The British penny, a large, pre-decimal coin which continued the series of pennies which began in about the year 700, was struck intermittently during the 20th century until its withdrawal from circulation after 1970. From 1901 to 1970, the obverse of the bronze coin depicted the monarch who was reigning at the start of the year. The reverse, which featured an image of Britannia seated with shield, trident, and helm, was created by Leonard Charles Wyon based on an earlier design by his father, William Wyon. The coins were also used in British colonies and dominions that had not issued their own coins.
The British crown was a denomination of sterling coinage worth 1/4 of one pound, or 5 shillings, or 60 pence. The crown was first issued during the reign of Edward VI, as part of the coinage of the Kingdom of England.
Decimal Day in the United Kingdom and in Ireland was Monday 15 February 1971, the day on which each country decimalised its respective £sd currency of pounds, shillings, and pence.
The pound is the currency of Guernsey. Since 1921, Guernsey has been in currency union with the United Kingdom and the Guernsey pound is not a separate currency but is a local issue of sterling banknotes and coins, in a similar way to the banknotes issued in Scotland, England and Northern Ireland. It can be exchanged at par with other sterling coinage and notes.
The pound is the currency of Jersey. Jersey is in currency union with the United Kingdom, and the Jersey pound is not a separate currency but is an issue of banknotes and coins by the States of Jersey denominated in sterling, in a similar way to the banknotes issued in Scotland and Northern Ireland. It can be exchanged at par with other sterling coinage and notes.
The pound is the currency of the Isle of Man, at parity with sterling. The Manx pound is divided into 100 pence. Notes and coins, denominated in pounds and pence, are issued by the Isle of Man Government.
The Australian ten-cent coin (Dime) is a coin of the decimal Australian dollar. When the dollar was introduced as half of an Australian pound on 14 February 1966, the coin inherited the specifications of the pre-decimal shilling; both coins were worth one twentieth of a pound and were called "bob". On introduction it was the fourth-lowest denomination coin.
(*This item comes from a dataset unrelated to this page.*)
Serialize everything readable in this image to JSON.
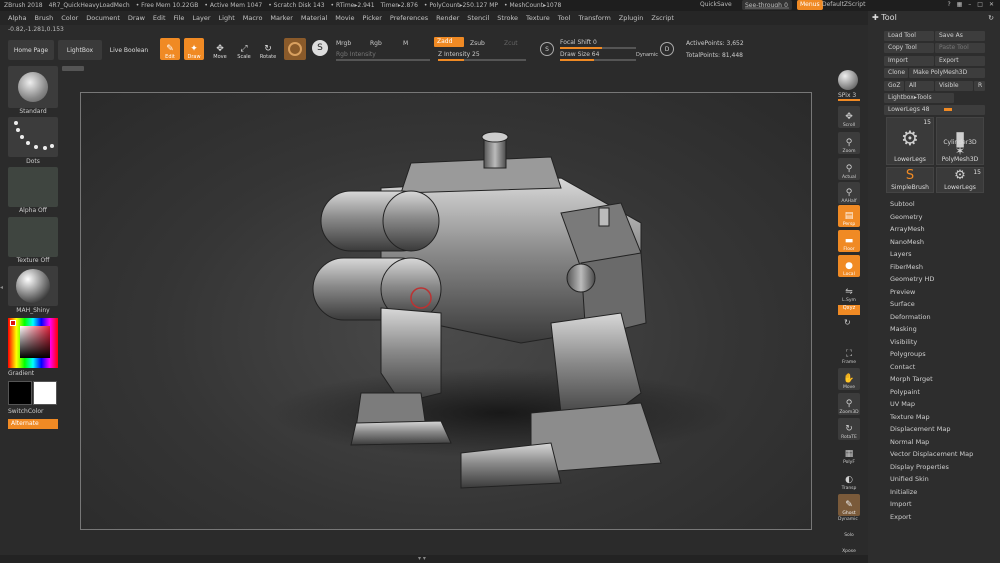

Since the withdrawal from circulation of the one and two cent coins in 1992, it has been the second-lowest denomination coin in circulation.
Christopher Ironside OBE, FRBS was an English painter and coin designer, particularly known for the reverse sides of the new British coins issued on decimalisation in 1971.
Coins of the Australian dollar were introduced on 14 February 1966, although they did not at that time include the one-dollar or two-dollar coins. The dollar was equivalent in value to 10 shillings in the former currency.
The Australian Shilling, informally called a "bob", was a type of silver coinage issued by the Commonwealth of Australia, that circulated prior to the decimalisation of Australian coinage. The Australian shilling was derived from the British pre-decimal sterling pound system and was first issued following the passing of the Australian Coinage Act 1909, which established Australia's first formal currency system. The shilling was issued as part of Australia's silver coinage, which included the two-shilling (florin), the sixpence and the threepence. The shilling was minted from 1910 until 1963. During this period there was one significant modification to the design of the Australian shilling, the change in its reverse design, which occurred in 1938 when the design was altered from the Australian Coat of Arms (1910-1936) to the visage of a Merino ram’s head (1938-1963).